A PCR-Based Method for RNA Probes and Applications in Neuroscience.


PMID 29770110

Abstract

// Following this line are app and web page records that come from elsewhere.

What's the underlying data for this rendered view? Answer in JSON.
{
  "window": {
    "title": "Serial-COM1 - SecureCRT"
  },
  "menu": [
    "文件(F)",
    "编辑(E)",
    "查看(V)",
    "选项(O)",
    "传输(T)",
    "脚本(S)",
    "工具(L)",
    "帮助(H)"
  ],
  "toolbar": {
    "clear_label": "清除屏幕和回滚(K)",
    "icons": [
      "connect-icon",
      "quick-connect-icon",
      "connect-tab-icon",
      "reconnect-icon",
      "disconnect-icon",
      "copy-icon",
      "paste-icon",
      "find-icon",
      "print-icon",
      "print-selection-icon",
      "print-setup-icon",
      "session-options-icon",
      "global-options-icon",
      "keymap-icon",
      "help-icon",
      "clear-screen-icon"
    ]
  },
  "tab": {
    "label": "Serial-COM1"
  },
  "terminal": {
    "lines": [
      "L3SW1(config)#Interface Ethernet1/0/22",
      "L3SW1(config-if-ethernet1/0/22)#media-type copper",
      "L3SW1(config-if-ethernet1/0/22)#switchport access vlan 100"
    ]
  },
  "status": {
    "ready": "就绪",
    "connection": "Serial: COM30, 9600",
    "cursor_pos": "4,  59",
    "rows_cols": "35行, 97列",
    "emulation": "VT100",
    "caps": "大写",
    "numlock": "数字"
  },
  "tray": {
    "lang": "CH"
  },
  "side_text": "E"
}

In situ hybridization (ISH) is a powerful technique that is used to detect the localization of specific nucleic acid sequences for understanding the organization, regulation, and function of genes. However, in most cases, RNA probes are obtained by in vitro transcription from plasmids containing specific promoter elements and mRNA-specific cDNA. Probes originating from plasmid vectors are time-consuming and not suitable for the rapid gene mapping. Here, we introduce a simplified method to prepare digoxigenin (DIG)-labeled non-radioactive RNA probes based on polymerase chain reaction (PCR) amplification and applications in free-floating mouse brain sections. Employing a transgenic reporter line, we investigate the expression of the somatostatin (SST) mRNA in the adult mouse brain. The method can be applied to identify the colocalization of SST mRNA and proteins including corticotrophin-releasing hormone (CRH) and protein kinase C delta type (PKC-δ) using double immunofluorescence, which is useful for understanding the organization of complex brain nuclei. Moreover, the method can also be incorporated with retrograde tracing to visualize the functional connection in the neural circuitry. Briefly, the PCR-based method for non-radioactive RNA probes is a useful tool that can be substantially utilized in neuroscience studies.